There are certain reasons that explain why your capo isn’t working. These include poor pressure, fretboard design, worn-off padding, and wrong placement.
One factor that may cause your capo to malfunction is poor pressure. As mentioned above, capos apply pressure to hold your string firmly so that you may change the pitch of your string without adjusting your tuning keys.
If the pressure applied by your capo is insufficient to stably hold down your strings onto the fretboard, you will hear buzzing, poor intonation, and poor sound quality. Poor pressure application by your capo merely signifies that its tension mechanism, such as springs and knobs, or possibly the entire capo, must be replaced.
Another reason that your capo isn’t working as it should is that you are using the wrong capo for the type of guitar you have. There are two basic designs for capos: flat capos – applicable for flat necked guitars and rounded capos, which are perfect for curved neck guitars.
If you interchange capos with the opposite fretboard shape of your guitar, it will result in uneven application of pressure onto your strings, leading to poor sound production. For instance, If you place a flat capo onto a round-necked fretboard, then both E strings wouldn’t perform the same as the rest of the strings. This makes it essential to use the right capo on your guitar.
Worn Off Padding
Suppose your capo’s tension mechanism applies the ideal and sufficient amount of pressure on your strings, yet your capo still doesn’t perform as it should, in that case, the next area you should inspect is its padding.
Capos come equipped with rubber or silicon paddings. These are the ones to physically have contact with your guitar’s neck, strings, and fretboard. Additionally, they are the ones who grip and keep your strings intact firmly on the fretboard.
The vibrations of tensioned strings are held in place by the bridge pin on one side and the tuning pegs, as well as the nut on the other, to produce the sound we hear from guitars. The padding on a capo, on the other hand, keeps this stress in place. These paddings are subject to wear and tear over time. Both the pressure of holding the strings down and the vibrations of the strings cause them to form large tracks and grooves. When this happens, it’s time to replace your capo or get new rubber or silicon sleeves.

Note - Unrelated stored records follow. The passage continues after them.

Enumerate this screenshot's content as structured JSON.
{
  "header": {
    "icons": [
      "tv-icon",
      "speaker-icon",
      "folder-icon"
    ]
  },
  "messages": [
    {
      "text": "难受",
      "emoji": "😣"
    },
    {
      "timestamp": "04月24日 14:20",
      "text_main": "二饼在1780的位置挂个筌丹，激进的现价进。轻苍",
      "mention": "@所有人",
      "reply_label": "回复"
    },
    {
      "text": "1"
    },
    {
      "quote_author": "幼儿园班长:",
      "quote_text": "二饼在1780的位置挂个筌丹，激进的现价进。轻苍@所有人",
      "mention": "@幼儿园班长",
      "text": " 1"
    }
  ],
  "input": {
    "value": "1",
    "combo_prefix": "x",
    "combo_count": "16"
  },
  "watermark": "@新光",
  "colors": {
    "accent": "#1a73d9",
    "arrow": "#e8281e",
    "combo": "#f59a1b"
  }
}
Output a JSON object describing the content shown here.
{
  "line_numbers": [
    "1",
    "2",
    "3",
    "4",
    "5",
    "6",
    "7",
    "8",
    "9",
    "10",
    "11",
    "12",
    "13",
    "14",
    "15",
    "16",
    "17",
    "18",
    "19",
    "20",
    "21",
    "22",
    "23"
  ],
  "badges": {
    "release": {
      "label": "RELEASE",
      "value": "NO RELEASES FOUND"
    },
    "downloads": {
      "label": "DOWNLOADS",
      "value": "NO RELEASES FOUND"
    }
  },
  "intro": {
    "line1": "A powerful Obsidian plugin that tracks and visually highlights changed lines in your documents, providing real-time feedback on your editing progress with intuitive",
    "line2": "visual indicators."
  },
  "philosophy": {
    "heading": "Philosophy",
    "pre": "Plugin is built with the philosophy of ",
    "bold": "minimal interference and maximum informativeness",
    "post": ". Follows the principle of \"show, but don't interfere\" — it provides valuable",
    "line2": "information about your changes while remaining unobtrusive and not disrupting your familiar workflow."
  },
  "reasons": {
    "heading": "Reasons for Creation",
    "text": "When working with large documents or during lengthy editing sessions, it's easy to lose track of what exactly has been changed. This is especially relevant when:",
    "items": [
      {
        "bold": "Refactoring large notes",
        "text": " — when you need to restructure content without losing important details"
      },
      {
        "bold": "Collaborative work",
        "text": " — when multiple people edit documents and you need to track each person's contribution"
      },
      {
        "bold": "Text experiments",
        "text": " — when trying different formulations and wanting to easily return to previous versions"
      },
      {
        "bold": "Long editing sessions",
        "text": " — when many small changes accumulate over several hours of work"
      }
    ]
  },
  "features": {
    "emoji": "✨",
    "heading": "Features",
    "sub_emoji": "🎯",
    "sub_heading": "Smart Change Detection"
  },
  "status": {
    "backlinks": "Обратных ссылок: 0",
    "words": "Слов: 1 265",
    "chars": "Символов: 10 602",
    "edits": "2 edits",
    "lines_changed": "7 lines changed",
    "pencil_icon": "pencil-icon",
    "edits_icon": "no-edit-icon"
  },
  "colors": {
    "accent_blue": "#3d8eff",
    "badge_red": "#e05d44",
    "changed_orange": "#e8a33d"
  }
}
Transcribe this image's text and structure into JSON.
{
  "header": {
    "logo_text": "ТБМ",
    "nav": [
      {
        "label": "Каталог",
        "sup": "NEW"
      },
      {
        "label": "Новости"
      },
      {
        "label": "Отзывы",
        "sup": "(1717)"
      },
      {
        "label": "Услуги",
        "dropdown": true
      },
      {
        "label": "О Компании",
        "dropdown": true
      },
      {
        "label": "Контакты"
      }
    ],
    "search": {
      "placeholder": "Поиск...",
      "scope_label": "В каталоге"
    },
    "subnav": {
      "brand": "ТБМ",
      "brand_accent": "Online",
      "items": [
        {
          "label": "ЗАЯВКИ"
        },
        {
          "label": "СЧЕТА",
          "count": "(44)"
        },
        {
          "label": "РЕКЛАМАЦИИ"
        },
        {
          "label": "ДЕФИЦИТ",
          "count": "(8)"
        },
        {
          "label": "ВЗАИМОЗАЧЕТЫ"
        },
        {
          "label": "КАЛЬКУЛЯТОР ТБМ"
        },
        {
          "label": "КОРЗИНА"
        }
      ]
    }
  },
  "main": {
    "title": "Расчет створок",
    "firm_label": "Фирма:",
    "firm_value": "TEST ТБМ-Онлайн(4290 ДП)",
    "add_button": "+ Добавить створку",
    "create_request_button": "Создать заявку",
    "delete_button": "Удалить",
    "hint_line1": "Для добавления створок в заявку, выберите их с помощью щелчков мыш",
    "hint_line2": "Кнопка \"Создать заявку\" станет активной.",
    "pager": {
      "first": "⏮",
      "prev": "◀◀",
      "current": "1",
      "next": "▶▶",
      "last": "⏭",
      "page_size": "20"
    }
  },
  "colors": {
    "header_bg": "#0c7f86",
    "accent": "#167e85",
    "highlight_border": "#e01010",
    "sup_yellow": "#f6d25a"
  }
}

If ever all factors above are not the issue, then the last thing you may check is if you applied your capo properly on your strings. It is crucial to place the capo properly to ensure that the sound you produce is spot on and that your strings stay in tune. Below is the proper procedure for placing your capo onto your guitar.
- Hold your guitar and capo in the correct position. Place the guitar onto your lap, then position it the same way you play it.
- Hold the capo in your fretting hand and clip or slip it onto the desired fret.
- Before tightening your capo, position it slightly behind the fret bar and tighten it. Don’t put it on top of the fret bar or elsewhere on the fretboard where there will be a space between your capo and the fret bar since this will cause your guitar to go sharp.
- Make sure your capo is securely fastened to the neck of your guitar and that it applies pressure to all of the strings.
- Test and enjoy playing.